Grable v. Varela

In Grable v. Varela, 115 Ariz. 222, 564 P.2d 911 (App. 1977), a child started a fire that spread to an unoccupied residence. Id. at 223, 564 P.2d at 912. A firefighter who was injured trying to extinguish the fire sued the child and his parents. Id. at 222-23, 564 P.2d at 911-12. The superior court granted summary judgment to the defendants based on the firefighter's rule. Id. at 223, 564 P.2d at 912. On appeal, the Court described the rule generally as prohibiting an injured firefighter from suing persons whose only connection with the injury was their negligent conduct in creating the fire. Id. The Court also explained the public policy behind the rule: It is the fireman's business to deal with that very hazard and hence . . . he cannot complain of negligence in the creation of the very occasion for his engagement. In terms of duty, it may be said that there is none owed the fireman to exercise care so as not to require the special services for which he is trained and paid. Probably most fires are attributable to negligence, and in the final analysis the policy decision is that it would be too burdensome to charge all who carelessly cause or fail to prevent fires with the injuries suffered by the expert retained with public funds to deal with those inevitable, although negligently created, occurrences.
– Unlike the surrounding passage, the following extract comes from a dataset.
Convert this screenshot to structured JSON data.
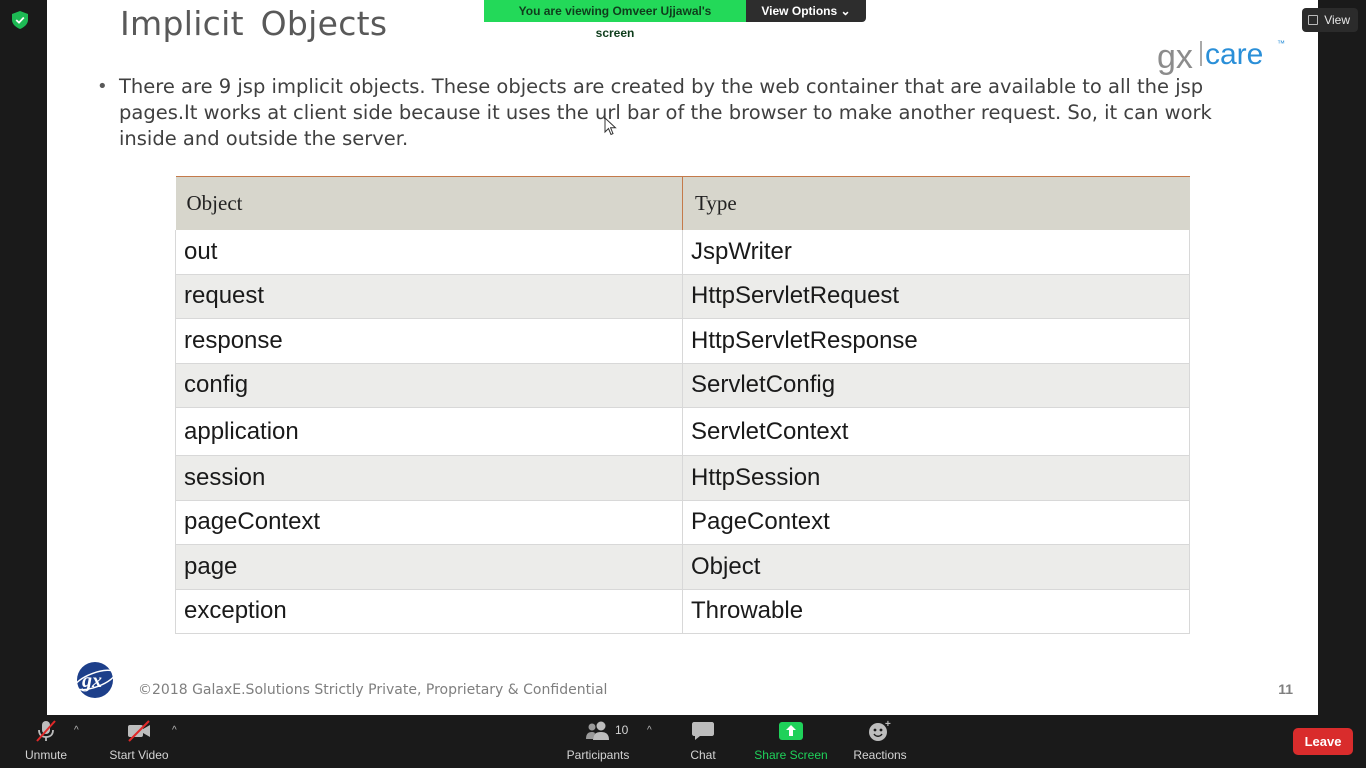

Applying the firefighter's rule, we concluded that the injured firefighter's claims were barred because a firefighter "has no cause of action against one whose negligence caused the fire in which he was injured." Id.